In a recent paper, technology research firm Gartner Inc. suggested that we begin using the term ‘smart machines’ instead of the plethora of terms now being bandied about to describe new technology. Its logic is that the term ‘smart’ is less objectionable than other words such as artificial intelligence (AI) and cognitive computing. Machines, it says, cannot think or reason, and ascribing such terms to them gives them an anthropomorphic quality, which in simple English means that we start thinking about these machines as equivalent to human beings.
The research firm claims that this anthropomorphism gives rise to what poets call the ‘pathetic fallacy’, which assigns the capability for pathos, or deep feelings, to machines that are devoid of any capacity to feel. The paper seeks to clarify many of the terms associated with today’s computing technologies, and warns information technology (IT) leaders against being seduced by such anthropomorphic terms. It suggests the term smart machine, which while not perfect by itself, at least begins to dial down the hype by more narrowly defining the boundaries of new computing technology. The research firm sagely recommends that IT executives ensure that their teams are familiarized with the capabilities and weaknesses of smart machine technologies so that they may exploit the opportunities and ignore the myths.
For the sake of clarity, Gartner defines smart machines as the ones running technologies that adapt their behaviour based on experience, and are not totally dependent on instructions from people since their data crunching allows them to “learn” on their own. This ‘self-learning’ allows smart machines to come up with unanticipated results. However, it acknowledges that these results are sometimes surprisingly good and at other times unacceptable. Ergo, extensive testing is required to get the technology to perform within acceptable boundaries. As an aside, this testing effort could represent a large opportunity for Indian IT services firms that have extremely robust testing businesses.
Smart machines can deliver great results, but they are still machines and are only smart in a narrow sense. They, thus, depend on a large base of information that is essential to their ‘self-learning’ capabilities. To reach this goal, it is necessary to constantly teach machines the essential knowledge, or semantics, that they need to ‘understand’ the purpose and environment they are acting in. This is not dissimilar to preparing children to understand the world they are living in since machines need to be prepared on an ongoing basis. See, despite the warning, there I go: anthropomorphizing again by comparing smart machines to children!
Coming back to machines, the German AI machine learning company Arago says that this kind of training or learning can be achieved with a 1:1 approach or by connecting the machines with other machines or environments. As I have covered before, this may be through the use of 1:1 training in the semantics of common sense, or in the semantics of specialized bodies of knowledge such as medicine, banking, and engineering.
Chris Boos, Arago’s chief executive, says the success factors of many large-scale enterprises can often be found in their corporate philosophy and work ethic. These frequently contain concepts such as organizational structures, diverse communication channels, and flexibility through responses that can constantly adapt.

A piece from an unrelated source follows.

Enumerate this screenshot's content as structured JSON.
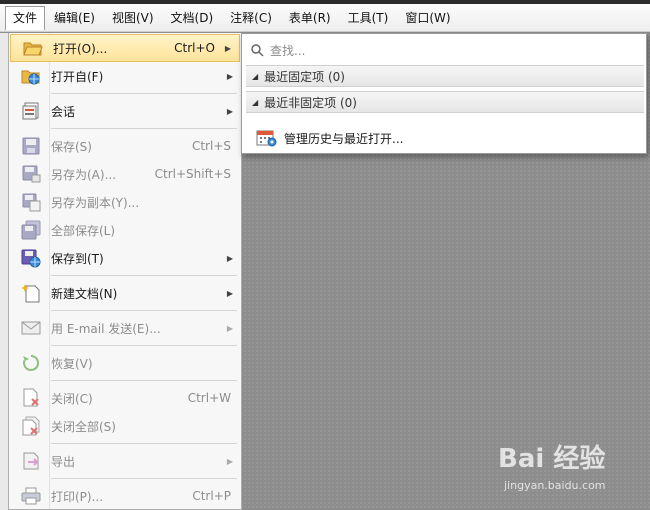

However, every decision and move assumes a tacit knowledge of the entire organization. When shared and applied appropriately, this factor represents an indispensable and significant company asset that contributes more than 60% of the company’s value, according to Boos.
Successful companies gather, analyse and store data, but still find it challenging to share this within the organization. Nevertheless, says Boos, the focus is primarily on delivering and exchanging the right knowledge in an effective manner. To start the AI journey, Arago advises the creation of a semantic data pool for the organization to describe the company itself, and the technology and tools used in the company that can potentially be controlled by AI to run many processes of the business. In doing so, Arago recommends starting with IT automation as the strategic starting point since it provides immediate value to the organization, and automating business processes later. The opposite approach, focusing on business process first, is what robotic process automation firms like Blue Prism are trying to do. Arago’s stated rationale to start with the automation of IT instead of business processes is that IT is the heart of the organization where all the data and information and therefore, knowledge, pass through. In addition, a firm’s IT systems themselves continuously generate more semantic data.
The magic sauce, according to Arago, then, would be to collect all semantics, both common sense and specialty oriented, that are germane to the enterprise, and then find a way to disseminate these semantics across the IT pods in the enterprise that support either human- or machine-based business processes.
Arago believes that anything that is a process will be done, or at least run, by AI within a relatively short time frame. Ergo, smart machines have the power to transform any company into an AI-enabled enterprise. However, says Boos, AI-enablement is not a goal in itself, it is just a tool for companies to continue to remain competitive as today’s market morphs into the new age. His company has developed a product called HIRO, which it claims is general problem-solving AI. HIRO, it says, can automate any IT process and later, any business process. IT automation is only the starting point, considering that anything that is a process can be run by AI.
As a side note, in my experience, enterprises purchase a large amount of different solutions over time, thus building technology silos that are difficult to integrate and highly complex, and so find it difficult to support the business’s goals. It is time IT decision makers considered an AI-related industry-standard approach, possibly the one suggested by Gartner, or pushed by Arago, which starts first within the IT environment and then eventually supports the company’s entire business stack.
Siddharth Pai is a world-renowned technology consultant who has personally led over $20 billion in complex, first-of-a-kind outsourcing transactions.